We’ve also learned that San Francisco can’t succeed on its own. We need state and federal policies that give us more tools to make our streets safe. For example, it took years of advocacy to get California to pass legislation allowing for a speed safety camera pilot program. Now that AB 645 is the law, we’ll soon launch a five-year speed safety camera pilot program at 33 locations spread throughout the city. 

We will continue using best practices and evidence to guide our work in reducing speeds and redesigning our streets so that mistakes on our roadways don’t result in severe injuries or death due to factors that could have been prevented. We will install Quick-Build pedestrian and bicyclist safety improvement projects as soon as possible on the remaining 50 miles of the High Injury Network. We will also evaluate more than 900 intersections on the network for core safety treatments (daylighting, advanced limit lines, continental crosswalks, longer walk times and pedestrian head starts), and intersections that should have any of these treatments will have them installed.  

We will eliminate right turns on red in parts of the city where there is a high concentration of pedestrian activity.

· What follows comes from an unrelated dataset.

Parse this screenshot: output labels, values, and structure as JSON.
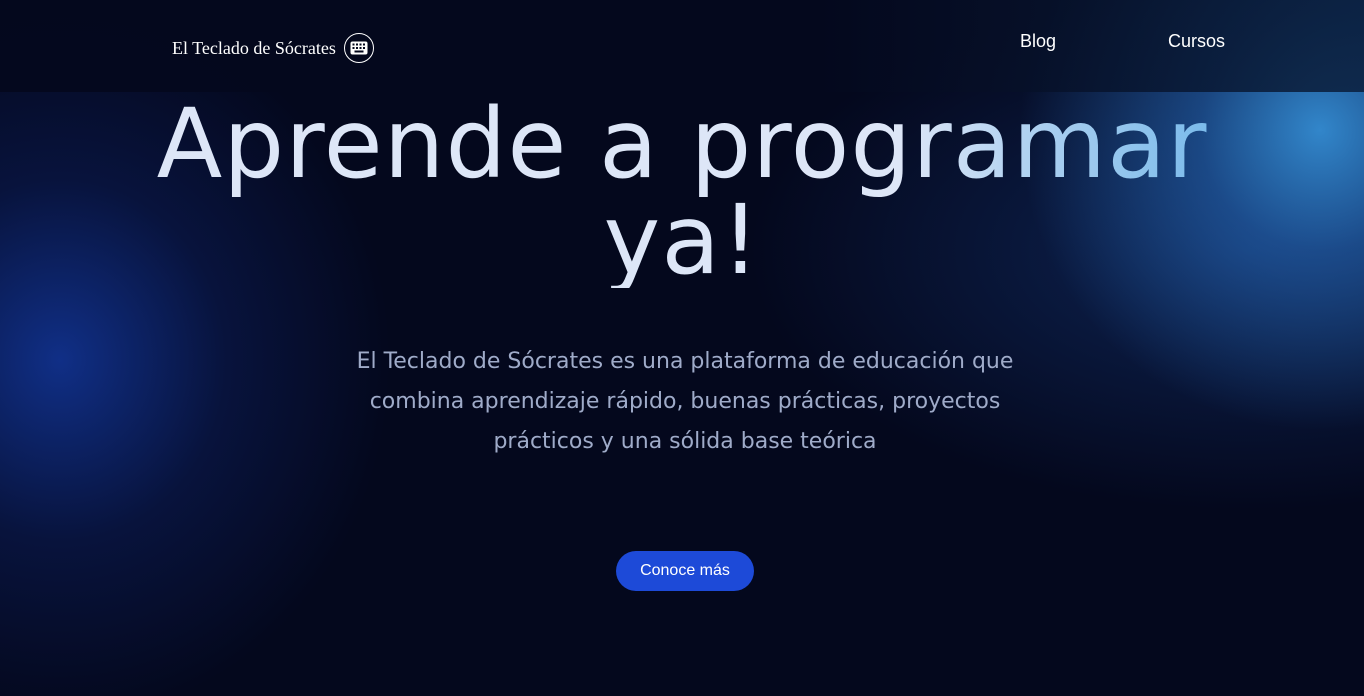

We will build a safe, well-connected citywide network for people who bike, scoot or use another micromobility device. And we will focus extra resources on vulnerable high-injury communities. For example, the city has obtained more than $25 million through the new federal Safe Streets and Roads for All program that will be dedicated to Western Addition and Tenderloin street-safety projects. 

There are external factors that make eliminating traffic fatalities extremely difficult. Automobile culture is deeply ingrained in the United States, and the more people who drive, the more there’s a chance that one of them will drive recklessly or make a mistake, like getting distracted by their cell phone. Vehicles are also getting bigger and heavier; they are higher off the ground; and they have worse driver sightlines, which makes them more deadly. These are issues we’ll need to take on, in partnership with community advocates and forward-thinking policymakers. 

 
Although city leaders set a 10-year deadline for achieving Vision Zero, the work is far from done. Vision Zero is a moral goal. And it’s not our only goal.  We want to make sure that walking, biking and rolling down the streets of San Francisco is a joyful experience and one of the things we love most about living in this city. We are striving to be the safest city in the world for all who travel here, and we hope you’ll join us in this work.